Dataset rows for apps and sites

= = =

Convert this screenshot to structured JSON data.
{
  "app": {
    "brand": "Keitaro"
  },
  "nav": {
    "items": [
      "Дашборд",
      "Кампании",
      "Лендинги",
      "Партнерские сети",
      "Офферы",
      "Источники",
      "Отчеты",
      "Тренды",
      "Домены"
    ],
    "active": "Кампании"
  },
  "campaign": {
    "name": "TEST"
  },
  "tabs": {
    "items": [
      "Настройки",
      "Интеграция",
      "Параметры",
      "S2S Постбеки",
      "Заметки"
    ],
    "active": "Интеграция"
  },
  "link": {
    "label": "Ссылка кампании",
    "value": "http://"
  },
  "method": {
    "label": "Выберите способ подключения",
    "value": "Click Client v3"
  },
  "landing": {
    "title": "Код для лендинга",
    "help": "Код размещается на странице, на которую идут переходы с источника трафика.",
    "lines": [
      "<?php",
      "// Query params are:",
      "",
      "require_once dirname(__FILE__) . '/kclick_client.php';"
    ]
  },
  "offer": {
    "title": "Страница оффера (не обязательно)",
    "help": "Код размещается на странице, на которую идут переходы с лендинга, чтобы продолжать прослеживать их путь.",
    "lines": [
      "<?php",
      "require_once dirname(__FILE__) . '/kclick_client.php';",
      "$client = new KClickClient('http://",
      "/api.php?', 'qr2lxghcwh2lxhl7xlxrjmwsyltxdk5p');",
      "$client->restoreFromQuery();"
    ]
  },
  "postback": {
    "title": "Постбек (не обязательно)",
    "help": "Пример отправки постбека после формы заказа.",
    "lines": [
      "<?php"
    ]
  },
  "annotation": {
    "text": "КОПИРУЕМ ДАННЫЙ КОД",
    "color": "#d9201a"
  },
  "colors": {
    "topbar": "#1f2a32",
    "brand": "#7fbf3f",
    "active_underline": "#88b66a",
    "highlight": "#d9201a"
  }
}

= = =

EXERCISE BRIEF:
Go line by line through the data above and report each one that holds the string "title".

WRITTEN RESPONSE:
    "title": "Код для лендинга",
    "title": "Страница оффера (не обязательно)",
    "title": "Постбек (не обязательно)",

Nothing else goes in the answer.